▶ [Extracted entries]
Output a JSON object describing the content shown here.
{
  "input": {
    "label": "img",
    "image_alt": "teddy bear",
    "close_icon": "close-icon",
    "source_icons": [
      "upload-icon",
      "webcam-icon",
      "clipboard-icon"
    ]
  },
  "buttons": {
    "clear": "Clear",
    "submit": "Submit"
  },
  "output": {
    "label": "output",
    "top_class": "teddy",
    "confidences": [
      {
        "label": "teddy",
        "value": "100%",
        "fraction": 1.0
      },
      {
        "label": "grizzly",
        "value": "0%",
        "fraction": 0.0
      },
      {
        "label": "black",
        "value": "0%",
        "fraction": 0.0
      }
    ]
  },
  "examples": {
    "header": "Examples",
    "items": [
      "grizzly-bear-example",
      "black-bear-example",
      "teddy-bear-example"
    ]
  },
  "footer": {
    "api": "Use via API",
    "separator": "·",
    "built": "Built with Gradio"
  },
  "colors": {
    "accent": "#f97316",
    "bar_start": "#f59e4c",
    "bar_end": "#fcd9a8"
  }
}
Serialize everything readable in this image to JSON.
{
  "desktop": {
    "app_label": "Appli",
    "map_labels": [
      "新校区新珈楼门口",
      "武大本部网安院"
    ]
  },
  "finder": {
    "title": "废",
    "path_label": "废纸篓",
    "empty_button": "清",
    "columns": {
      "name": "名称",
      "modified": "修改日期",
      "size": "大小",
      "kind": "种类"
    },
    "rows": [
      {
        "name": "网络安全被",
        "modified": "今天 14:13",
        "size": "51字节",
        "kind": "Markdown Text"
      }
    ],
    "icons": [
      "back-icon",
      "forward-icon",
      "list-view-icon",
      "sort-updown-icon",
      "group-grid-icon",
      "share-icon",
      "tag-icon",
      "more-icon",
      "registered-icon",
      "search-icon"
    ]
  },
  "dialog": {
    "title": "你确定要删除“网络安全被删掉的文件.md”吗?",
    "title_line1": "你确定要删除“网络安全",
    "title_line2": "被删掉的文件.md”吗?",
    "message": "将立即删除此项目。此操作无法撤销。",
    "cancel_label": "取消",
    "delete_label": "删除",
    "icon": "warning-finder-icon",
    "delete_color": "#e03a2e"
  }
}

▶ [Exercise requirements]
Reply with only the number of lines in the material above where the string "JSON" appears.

▶ [Reply to the exercise]
2